Exercise material:
──────────
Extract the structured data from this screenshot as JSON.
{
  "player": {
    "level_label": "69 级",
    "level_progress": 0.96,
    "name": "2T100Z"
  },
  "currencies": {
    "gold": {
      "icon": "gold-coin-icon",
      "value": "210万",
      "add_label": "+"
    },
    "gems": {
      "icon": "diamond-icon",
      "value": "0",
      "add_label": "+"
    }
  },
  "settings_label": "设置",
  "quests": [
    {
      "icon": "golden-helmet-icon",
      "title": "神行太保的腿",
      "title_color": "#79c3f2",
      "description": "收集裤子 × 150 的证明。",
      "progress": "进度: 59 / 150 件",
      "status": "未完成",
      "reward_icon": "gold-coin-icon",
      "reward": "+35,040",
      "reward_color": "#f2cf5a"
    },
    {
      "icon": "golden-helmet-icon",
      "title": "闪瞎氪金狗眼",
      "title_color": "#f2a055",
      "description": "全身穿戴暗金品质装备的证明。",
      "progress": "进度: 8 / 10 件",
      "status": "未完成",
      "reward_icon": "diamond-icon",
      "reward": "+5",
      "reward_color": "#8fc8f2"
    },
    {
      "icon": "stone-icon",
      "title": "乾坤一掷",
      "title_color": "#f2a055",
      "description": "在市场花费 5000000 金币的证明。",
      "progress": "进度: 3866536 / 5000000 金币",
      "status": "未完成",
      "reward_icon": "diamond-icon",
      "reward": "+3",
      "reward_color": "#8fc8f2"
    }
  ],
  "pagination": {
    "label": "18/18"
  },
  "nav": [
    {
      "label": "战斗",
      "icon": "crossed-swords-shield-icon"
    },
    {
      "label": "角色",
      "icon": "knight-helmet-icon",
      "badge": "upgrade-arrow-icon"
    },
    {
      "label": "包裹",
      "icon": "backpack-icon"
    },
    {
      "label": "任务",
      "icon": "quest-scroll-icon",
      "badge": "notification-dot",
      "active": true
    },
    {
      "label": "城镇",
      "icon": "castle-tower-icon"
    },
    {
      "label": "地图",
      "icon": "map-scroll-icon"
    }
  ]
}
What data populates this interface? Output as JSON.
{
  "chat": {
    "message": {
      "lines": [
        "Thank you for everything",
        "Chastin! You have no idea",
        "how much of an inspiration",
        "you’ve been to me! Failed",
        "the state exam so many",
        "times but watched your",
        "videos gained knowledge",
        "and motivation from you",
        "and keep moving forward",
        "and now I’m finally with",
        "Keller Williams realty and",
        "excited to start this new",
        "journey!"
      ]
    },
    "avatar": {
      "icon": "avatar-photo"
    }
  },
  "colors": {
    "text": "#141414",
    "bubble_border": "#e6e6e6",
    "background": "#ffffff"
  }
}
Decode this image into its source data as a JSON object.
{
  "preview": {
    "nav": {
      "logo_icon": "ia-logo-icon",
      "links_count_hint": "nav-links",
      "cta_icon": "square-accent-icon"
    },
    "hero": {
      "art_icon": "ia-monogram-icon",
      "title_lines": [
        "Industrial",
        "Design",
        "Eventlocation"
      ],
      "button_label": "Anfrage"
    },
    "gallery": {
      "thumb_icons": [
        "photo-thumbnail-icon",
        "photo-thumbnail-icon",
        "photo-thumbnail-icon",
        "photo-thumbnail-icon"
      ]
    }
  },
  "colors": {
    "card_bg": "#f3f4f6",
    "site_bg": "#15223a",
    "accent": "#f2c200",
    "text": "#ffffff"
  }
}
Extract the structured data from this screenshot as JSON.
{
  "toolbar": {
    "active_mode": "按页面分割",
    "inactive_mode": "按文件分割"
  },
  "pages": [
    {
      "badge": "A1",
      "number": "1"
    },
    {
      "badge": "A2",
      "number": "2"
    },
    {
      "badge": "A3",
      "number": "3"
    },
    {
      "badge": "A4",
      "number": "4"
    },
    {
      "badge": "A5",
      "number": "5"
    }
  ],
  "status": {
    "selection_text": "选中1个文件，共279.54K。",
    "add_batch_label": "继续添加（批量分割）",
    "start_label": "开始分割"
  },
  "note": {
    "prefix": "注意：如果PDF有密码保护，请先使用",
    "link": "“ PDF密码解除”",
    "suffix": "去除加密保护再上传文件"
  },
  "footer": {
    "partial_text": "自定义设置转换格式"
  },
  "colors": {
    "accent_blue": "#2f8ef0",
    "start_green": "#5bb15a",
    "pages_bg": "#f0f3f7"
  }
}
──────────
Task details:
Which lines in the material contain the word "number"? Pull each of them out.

Output for this task:
      "number": "1"
      "number": "2"
      "number": "3"
      "number": "4"
      "number": "5"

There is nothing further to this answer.